What you will do:
Note how many lines in the entries below contain the string "true", and answer with that number and no other text.

Data records for software interfaces:
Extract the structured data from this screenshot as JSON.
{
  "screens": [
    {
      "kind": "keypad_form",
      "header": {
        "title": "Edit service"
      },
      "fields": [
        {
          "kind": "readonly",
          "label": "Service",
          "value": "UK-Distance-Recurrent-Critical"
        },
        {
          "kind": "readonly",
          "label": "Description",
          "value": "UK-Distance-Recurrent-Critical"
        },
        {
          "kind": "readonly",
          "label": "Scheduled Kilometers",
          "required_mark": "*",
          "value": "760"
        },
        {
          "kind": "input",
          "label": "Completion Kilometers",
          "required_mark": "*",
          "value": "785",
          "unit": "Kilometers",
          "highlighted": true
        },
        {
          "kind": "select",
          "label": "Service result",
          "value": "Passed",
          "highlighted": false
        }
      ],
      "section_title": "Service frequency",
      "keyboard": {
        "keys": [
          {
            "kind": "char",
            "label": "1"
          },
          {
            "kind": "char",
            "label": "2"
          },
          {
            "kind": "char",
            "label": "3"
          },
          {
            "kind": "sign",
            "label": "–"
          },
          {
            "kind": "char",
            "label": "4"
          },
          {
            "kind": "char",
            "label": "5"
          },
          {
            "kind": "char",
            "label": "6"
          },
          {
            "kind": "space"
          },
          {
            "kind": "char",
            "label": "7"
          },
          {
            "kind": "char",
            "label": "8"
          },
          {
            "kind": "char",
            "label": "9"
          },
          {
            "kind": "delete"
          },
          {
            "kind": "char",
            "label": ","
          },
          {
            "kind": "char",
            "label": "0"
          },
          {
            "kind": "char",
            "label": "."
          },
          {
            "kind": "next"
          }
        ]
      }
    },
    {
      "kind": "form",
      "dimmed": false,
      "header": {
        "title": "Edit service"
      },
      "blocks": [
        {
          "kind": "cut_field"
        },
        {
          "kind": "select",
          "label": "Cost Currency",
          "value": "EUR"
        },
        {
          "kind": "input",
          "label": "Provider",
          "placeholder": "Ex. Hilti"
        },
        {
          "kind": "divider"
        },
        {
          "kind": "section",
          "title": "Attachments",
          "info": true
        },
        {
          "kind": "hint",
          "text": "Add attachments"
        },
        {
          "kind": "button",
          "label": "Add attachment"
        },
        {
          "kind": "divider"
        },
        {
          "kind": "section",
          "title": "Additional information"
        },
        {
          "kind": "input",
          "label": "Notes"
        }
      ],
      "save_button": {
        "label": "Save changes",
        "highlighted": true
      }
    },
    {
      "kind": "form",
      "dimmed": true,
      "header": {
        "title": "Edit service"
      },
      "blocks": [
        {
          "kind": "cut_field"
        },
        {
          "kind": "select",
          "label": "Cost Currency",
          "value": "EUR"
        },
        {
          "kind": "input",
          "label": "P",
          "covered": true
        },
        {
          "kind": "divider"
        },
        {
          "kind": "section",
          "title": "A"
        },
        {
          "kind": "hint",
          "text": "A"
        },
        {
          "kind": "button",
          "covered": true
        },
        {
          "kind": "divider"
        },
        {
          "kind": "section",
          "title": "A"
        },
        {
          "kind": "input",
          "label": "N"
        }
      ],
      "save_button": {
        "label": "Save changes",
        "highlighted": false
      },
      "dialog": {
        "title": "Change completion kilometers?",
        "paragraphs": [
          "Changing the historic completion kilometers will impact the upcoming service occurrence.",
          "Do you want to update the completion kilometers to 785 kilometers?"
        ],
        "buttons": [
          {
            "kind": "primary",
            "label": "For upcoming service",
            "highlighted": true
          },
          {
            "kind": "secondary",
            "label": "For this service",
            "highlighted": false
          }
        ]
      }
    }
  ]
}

Completed task:
7